By Chad Pollitt
According to the Content Marketing Institute, on average, it takes six to eight online content touches from a brand for a consumer to become a customer. Some industries can take up to 18, according to Google. Why?
There’s a dozen or so micro-reasons we can likely come up with but what it boils down to is one word – trust. Each time a consumer is exposed to a brand’s content (owned, earned or paid) that person becomes more familiar with the brand. Over time, with enough touches, a trust threshold gets breached and the likelihood of that person becoming a customer is optimized. Of course, this is assuming the content is good/helpful.
That’s precisely why we do content marketing today and why many companies started to do it last decade. Although, admittedly, some used it as an SEO tactic originally, myself included. These brands are what Marcus Sheridan calls “digital sooners.” These are the companies that started doing content marketing last decade in a time of online content deficits. Meaning: there were more people on the web searching for solutions to their problems then there was content to solve them.
This was all well and good for those brands and most were able to drive copious amounts of traffic, visibility and awareness. Many still benefit from this today. Unfortunately, the sooner land rush is long gone for most brands. The rush since last decade has created what most industries are facing today – content surpluses. Meaning: there’s more content on the Internet today than there are people that want to consume it. To put this in prospective, according to Cisco, in 2007 global Internet traffic was about 2,000 GB per second. It’s estimated to be over 105K GB per second by 2021.
Clearly, it’s getting harder and harder everyday to stand out in the crowd with these content surpluses. As marketers we used to be able to hit the publish button on our content and the search engines and social media would drive all of the touches we needed to build consumer trust for our brands. That’s not likely a reality for most companies today.
As a result, we’ve been forced to leverage earned and paid media distribution tactics to get the content touches we need today. In fact, it’s highly likely that content marketing caused the rise of both influencer marketing and native advertising. It had to in our age of content surpluses.
Both distribution tactics lend themselves well to helping build brand trust. It’s not just the content touch itself that builds trust, but rather, the delivery method.

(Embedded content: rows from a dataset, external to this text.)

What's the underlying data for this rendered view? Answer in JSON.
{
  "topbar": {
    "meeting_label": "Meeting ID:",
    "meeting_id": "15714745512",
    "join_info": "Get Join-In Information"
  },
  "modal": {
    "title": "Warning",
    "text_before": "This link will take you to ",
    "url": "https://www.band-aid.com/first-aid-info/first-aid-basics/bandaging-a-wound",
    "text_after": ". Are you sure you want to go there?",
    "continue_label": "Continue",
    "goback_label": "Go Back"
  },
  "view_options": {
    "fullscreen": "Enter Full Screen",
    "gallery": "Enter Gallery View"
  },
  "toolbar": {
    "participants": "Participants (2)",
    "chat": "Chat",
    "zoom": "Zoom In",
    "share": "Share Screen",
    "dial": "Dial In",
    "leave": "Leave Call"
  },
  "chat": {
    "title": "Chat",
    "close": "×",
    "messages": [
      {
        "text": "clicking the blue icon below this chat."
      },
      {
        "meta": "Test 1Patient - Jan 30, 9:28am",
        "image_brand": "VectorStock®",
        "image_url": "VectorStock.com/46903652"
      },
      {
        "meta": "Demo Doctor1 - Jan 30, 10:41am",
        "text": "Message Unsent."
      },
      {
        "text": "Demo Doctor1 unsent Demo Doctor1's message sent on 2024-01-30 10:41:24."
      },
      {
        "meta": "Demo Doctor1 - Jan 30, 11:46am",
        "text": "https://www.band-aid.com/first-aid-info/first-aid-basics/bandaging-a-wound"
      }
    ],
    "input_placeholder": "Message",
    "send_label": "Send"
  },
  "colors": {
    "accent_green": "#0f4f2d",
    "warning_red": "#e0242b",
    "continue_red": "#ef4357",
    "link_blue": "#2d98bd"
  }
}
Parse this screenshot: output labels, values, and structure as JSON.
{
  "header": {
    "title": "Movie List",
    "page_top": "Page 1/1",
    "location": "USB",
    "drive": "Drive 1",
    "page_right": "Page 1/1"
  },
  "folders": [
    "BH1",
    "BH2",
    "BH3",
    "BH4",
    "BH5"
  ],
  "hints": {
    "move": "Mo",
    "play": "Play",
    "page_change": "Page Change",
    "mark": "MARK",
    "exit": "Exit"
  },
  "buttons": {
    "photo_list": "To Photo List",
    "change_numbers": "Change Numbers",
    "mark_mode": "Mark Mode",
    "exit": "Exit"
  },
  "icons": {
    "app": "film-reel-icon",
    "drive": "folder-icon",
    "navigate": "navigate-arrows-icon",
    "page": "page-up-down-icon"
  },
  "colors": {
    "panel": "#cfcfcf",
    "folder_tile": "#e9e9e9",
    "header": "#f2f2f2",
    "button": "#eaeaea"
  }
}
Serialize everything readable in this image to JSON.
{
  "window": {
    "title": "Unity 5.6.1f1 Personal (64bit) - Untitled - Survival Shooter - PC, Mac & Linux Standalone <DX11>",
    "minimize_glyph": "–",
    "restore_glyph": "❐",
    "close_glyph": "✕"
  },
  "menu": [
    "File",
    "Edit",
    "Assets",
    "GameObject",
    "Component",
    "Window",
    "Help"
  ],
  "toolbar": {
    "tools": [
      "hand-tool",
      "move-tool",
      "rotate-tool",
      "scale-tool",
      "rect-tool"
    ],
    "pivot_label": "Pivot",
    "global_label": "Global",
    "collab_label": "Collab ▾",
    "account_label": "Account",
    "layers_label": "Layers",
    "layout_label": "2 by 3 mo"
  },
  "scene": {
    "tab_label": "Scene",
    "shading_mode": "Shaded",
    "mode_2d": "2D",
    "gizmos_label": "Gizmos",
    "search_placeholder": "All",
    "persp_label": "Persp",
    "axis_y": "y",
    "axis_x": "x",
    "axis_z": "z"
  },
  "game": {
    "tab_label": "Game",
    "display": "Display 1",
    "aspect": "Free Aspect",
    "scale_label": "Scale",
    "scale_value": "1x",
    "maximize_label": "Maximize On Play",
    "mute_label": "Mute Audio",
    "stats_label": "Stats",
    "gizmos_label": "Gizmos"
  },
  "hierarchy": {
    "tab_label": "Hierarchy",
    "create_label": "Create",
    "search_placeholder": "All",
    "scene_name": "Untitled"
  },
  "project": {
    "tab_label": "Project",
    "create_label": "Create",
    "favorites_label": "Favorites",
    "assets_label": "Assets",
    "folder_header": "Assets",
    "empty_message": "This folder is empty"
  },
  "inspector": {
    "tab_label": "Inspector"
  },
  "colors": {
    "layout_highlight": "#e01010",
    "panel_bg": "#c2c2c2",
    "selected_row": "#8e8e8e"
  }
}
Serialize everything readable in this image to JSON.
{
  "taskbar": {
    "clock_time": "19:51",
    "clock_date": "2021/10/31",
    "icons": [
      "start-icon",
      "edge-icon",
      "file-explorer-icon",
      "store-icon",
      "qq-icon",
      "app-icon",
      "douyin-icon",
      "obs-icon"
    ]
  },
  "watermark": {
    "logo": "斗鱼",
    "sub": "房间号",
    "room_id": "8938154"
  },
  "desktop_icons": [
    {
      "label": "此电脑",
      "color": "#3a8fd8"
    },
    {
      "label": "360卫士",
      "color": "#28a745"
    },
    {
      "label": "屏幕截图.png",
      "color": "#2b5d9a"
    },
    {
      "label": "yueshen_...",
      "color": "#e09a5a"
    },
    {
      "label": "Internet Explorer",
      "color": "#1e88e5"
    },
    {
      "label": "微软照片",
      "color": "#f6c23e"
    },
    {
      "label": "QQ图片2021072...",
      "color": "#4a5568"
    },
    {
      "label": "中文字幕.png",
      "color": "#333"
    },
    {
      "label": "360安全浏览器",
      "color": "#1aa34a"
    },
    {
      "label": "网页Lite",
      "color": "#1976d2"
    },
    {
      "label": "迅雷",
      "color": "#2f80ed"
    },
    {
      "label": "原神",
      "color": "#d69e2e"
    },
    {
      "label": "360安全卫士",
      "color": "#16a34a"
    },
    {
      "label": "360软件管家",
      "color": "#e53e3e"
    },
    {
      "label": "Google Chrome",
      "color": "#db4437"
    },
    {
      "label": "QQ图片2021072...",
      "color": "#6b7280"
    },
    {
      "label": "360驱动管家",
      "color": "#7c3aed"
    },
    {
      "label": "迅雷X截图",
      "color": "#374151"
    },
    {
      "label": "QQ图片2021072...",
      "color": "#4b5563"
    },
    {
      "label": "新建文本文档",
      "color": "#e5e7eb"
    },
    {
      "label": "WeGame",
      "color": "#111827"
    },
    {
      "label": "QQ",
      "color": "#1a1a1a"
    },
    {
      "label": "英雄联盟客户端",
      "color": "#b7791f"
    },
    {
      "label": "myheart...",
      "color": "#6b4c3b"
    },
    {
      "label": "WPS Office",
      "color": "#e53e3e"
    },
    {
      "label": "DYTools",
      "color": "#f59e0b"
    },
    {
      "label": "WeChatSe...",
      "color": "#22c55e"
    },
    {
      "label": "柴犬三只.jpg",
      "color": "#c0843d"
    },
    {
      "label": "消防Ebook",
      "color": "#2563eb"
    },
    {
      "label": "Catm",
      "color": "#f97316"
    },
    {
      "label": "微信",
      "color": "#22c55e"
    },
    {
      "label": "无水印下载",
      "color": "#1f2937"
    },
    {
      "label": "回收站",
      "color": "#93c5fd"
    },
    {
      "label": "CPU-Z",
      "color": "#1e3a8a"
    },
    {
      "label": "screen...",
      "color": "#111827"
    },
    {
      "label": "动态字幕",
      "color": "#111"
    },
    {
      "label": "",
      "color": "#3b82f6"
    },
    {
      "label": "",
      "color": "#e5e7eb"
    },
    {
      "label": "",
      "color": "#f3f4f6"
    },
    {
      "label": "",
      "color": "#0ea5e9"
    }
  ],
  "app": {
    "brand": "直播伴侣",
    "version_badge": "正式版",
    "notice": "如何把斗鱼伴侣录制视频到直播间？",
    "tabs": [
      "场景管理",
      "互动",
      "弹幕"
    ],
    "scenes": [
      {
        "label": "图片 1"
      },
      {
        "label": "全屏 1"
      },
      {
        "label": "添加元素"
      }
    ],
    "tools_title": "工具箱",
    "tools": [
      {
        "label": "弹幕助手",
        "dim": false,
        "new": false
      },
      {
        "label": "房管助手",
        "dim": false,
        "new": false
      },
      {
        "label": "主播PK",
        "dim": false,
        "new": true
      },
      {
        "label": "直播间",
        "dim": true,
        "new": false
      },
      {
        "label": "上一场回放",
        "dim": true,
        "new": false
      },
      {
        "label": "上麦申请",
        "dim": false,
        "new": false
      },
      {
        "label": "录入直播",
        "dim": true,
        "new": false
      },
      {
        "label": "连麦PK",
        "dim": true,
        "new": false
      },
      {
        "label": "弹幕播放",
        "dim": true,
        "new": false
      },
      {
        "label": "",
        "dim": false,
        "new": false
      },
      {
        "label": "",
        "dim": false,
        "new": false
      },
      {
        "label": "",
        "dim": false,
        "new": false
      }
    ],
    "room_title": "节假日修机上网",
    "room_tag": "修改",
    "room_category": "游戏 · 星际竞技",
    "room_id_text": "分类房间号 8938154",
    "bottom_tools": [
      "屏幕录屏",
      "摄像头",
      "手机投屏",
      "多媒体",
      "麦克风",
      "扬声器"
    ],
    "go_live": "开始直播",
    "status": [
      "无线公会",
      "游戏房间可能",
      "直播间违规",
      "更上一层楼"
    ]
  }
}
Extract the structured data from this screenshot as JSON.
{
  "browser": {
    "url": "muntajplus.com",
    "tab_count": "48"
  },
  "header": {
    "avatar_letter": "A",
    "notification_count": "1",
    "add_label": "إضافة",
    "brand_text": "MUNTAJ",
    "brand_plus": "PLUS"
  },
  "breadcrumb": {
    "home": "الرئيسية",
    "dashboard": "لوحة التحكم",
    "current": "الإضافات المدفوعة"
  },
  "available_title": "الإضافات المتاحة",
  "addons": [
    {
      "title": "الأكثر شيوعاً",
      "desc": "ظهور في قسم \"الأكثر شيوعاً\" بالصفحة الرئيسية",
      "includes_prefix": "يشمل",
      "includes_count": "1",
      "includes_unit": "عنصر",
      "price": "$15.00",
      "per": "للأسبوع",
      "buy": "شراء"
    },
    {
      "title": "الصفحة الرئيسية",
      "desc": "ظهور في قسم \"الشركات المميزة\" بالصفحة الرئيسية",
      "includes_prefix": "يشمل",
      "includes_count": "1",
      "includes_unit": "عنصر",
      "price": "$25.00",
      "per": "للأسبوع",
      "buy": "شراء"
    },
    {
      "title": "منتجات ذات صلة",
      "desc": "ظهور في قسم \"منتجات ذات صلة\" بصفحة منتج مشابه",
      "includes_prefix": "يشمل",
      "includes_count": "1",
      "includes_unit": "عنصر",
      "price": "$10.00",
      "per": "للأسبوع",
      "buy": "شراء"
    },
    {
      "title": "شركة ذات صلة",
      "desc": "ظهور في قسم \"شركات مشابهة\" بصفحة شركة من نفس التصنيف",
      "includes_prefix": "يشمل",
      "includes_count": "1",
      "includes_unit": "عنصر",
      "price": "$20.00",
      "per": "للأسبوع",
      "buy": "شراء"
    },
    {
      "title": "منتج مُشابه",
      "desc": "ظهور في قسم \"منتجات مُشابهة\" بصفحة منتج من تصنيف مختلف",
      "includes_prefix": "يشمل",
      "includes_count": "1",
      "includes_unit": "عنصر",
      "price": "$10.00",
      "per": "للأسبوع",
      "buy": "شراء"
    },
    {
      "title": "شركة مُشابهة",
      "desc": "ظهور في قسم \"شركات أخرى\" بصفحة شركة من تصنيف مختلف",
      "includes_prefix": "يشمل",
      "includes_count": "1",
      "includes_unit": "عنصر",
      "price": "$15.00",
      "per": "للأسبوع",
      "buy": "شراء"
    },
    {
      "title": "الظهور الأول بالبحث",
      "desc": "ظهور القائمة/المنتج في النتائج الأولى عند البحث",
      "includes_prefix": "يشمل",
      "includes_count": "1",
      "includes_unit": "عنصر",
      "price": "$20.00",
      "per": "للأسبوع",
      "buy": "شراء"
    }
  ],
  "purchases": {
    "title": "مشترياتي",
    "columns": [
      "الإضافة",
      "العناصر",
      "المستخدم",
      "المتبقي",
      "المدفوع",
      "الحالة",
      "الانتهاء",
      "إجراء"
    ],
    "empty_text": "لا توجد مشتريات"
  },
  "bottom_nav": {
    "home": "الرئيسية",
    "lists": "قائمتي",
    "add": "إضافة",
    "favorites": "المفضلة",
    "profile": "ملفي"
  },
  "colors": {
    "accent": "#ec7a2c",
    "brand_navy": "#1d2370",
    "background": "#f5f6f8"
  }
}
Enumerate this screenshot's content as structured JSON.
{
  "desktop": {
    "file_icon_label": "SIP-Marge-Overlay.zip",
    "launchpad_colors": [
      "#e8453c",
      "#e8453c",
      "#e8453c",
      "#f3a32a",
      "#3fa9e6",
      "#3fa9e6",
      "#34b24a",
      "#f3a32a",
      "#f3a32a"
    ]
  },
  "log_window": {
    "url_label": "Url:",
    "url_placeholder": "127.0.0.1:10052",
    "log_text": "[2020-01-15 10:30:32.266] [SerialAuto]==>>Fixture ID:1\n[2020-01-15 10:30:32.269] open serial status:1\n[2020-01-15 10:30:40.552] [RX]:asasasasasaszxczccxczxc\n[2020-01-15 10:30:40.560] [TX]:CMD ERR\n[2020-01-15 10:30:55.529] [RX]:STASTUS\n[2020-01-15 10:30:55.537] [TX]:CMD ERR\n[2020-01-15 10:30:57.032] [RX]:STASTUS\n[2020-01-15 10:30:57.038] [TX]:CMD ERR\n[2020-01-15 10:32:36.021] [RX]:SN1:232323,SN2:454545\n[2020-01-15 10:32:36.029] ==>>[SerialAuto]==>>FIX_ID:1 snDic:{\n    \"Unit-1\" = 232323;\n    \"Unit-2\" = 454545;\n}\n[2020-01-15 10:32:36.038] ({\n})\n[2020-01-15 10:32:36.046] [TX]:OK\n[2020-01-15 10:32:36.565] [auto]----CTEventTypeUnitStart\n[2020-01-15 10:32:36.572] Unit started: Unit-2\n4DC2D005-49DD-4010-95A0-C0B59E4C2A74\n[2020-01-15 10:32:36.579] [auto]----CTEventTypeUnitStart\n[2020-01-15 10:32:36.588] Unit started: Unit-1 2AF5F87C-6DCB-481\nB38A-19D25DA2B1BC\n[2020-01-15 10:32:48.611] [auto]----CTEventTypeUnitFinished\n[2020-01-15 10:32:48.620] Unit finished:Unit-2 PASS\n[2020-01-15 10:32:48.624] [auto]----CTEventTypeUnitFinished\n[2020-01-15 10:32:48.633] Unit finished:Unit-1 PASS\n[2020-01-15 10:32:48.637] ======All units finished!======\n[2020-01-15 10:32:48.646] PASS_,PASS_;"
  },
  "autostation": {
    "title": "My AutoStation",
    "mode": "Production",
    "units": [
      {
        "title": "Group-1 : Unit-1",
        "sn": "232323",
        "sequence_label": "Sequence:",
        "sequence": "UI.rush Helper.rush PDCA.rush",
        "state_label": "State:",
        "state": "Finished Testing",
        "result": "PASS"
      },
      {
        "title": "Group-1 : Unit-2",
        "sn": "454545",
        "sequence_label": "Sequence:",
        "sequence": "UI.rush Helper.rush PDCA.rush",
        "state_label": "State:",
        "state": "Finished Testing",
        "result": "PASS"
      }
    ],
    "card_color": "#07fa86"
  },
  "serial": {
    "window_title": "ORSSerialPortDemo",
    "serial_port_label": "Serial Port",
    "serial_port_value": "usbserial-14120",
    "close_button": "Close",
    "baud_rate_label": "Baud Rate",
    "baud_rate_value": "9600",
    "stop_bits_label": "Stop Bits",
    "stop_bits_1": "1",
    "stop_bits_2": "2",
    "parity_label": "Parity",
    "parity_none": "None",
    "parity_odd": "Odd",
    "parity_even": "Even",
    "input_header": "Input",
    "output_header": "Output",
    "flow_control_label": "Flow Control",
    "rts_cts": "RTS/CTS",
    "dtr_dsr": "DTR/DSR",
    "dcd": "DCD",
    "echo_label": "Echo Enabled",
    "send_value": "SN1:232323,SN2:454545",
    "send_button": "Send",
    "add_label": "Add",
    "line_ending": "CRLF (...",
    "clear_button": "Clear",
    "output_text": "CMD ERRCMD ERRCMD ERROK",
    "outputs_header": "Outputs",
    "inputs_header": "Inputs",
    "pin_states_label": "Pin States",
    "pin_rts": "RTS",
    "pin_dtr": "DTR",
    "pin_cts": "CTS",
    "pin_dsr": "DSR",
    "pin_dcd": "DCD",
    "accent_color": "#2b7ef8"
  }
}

If an independent third party writes wonderful things about a brand it screams validation much louder than a brand could do itself. The same holds true with native advertising. Even if a brand pays the New York Times for sponsored content that content is still in the New York Times. That on its own is a huge trust factor.
Content marketers have a guiding light at the top of the pyramid – build trust with consumers. People only go to the web for two reasons – to solve a problem or to be entertained, quickly. Marketers who do one of those two things or both will drive the touches they need to succeed with the help of content amplification and influencer marketing, today. Last decade isn’t coming back and the era of content surpluses is here to stay.
Lastly, television executives spend $5.00 on distribution for every $1.00 they spend on creation. Based on my own research, content marketers do the opposite. This has to change if we want the touches we need to optimize consumers to potential customers.